With the Affordable Care Act, families and individuals can more easily purchase health insurance coverage without concern about non-coverage for pre-existing conditions or fear of being denied a policy. However, there are challenges associated with high deductibles and co-pays. We may grow more accustom to the increased cost of health care. What we want to be assured that we will get the care we need for the high price we pay.
One aspect of the new policies that we may not be accustom to, is the limited coverage or exclusion of coverage for pediatric therapies, such as speech and occupational therapy. Families question insurance representatives carefully, wanting to be sure they purchase a plan that will cover critical therapy treatments. However, in many cases, after the plan is in place, families find the policy exclusions prevent coverage for the most common childhood disorders. What is one of the most common languagedisorders? Developmental disorders.According to the National Institutes of Health (NIH),up to 1 out of every 20 children has symptoms of a language disorder. When the cause is unknown, it is called a developmental language disorder.For more information visit http://www.nlm.nih.gov/medlineplus/ency/article/001545.htm.
The fact that we don’t always know the specific cause of a disorder does not typically make the disorder any less treatable or damaging to the individual. We can generally assume that there is a neurological base to speech and language disorders, whether it is related to motor planning, motor weakness or language centers of the brain.
One of the primary factors impacting coverage under the ACA plans is the requirement to meet the Essential Health Benefit Benchmarks. One of these benchmarks is coverage for habilitation. According to the NAIC (National Association of Insurance Commissioners) a definition of habilitation services would be “Health care services that help a person keep, learn or improve skills and functioning for daily living.” The intent of including habilitation would have been to assure that these important treatments would be covered. However, at least initially, under the new healthcare law, each State has latitude in how the habilitation benefit is define, but it must meet certain criteria, one being it must be on parity in scope, amount, and duration to benefits covered for rehabilitation. Think of it this way – Habilitation is to develop a skill that was never present and rehabilitation is to help improve or bring back a skill that was lost. Texas opted out of defining habilitation, so presently by default, the benchmark goes to the largest small group plan, BCBS Best Choice PPO. This plan’s coverage for pediatric speech therapy is narrow which allows all exchange plans to offer limited benefits for developmental disorders. If you have a stroke, you will probably have coverage. If you have a childhood articulation disorder, childhood apraxia or a stuttering disorder, you may not have coverage.
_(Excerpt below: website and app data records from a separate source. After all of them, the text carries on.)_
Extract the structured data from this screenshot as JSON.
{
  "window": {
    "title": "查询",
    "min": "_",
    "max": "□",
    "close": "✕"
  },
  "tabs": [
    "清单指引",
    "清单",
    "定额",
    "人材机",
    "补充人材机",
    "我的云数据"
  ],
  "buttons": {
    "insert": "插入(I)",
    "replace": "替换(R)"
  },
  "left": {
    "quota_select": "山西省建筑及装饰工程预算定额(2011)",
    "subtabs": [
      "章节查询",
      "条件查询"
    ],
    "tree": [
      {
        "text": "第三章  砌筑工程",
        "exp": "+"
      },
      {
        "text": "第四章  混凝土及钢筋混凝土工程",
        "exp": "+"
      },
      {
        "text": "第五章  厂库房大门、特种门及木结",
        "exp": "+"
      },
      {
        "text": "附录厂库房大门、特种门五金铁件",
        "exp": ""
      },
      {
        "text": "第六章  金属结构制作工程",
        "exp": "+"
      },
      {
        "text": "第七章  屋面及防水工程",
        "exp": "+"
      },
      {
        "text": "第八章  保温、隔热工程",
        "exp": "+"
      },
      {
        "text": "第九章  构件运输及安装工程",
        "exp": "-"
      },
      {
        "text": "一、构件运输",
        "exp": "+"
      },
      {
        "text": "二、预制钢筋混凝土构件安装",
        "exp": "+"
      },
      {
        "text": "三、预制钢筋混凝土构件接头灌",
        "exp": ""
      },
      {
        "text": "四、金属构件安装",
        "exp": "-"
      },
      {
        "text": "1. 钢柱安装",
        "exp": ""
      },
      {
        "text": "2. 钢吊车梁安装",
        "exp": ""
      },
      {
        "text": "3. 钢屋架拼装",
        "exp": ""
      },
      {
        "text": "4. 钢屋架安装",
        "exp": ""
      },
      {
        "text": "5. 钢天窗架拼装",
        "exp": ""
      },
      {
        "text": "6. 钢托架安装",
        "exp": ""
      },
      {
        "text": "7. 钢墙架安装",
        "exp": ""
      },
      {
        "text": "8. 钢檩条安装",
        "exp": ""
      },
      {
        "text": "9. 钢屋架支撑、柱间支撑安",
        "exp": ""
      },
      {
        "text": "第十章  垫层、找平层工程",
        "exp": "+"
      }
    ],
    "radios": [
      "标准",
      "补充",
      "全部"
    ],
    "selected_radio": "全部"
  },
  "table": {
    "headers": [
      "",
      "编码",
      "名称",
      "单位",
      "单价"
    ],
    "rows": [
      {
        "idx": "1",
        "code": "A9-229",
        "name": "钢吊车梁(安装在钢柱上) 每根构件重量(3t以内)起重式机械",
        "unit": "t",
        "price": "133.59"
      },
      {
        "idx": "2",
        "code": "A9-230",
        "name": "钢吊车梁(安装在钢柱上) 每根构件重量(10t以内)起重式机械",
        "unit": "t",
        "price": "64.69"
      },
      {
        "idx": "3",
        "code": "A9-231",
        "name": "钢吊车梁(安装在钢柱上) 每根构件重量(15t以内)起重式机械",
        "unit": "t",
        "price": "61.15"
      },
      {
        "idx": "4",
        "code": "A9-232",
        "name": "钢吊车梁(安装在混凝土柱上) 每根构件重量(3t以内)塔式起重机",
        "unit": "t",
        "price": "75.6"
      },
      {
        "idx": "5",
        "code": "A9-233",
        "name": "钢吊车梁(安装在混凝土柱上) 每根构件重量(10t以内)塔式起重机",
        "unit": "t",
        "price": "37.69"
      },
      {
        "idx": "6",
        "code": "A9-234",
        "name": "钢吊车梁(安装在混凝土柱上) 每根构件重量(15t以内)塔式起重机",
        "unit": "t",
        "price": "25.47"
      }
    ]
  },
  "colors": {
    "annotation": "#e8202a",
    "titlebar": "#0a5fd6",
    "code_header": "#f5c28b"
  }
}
Texas is covering autism under habilitation, which is considered a developmental disorder, but many other children with significant speech and language challenges may not have coverage.
Texas needs to develop a consumer friendly, more accurate definition for habilitation within its benchmarks and throughout the healthcare state laws. Whether we support the ACA we need to make it work in favor of families who are paying for insurance in good faith, counting on the coverage they need. Interested families should contact their legislator to voice concerns over the narrow definition of habilitation in the state of Texas.
A great resource for understanding insurance can be found at
A good source for learning about the Essential Health Benefits can be found at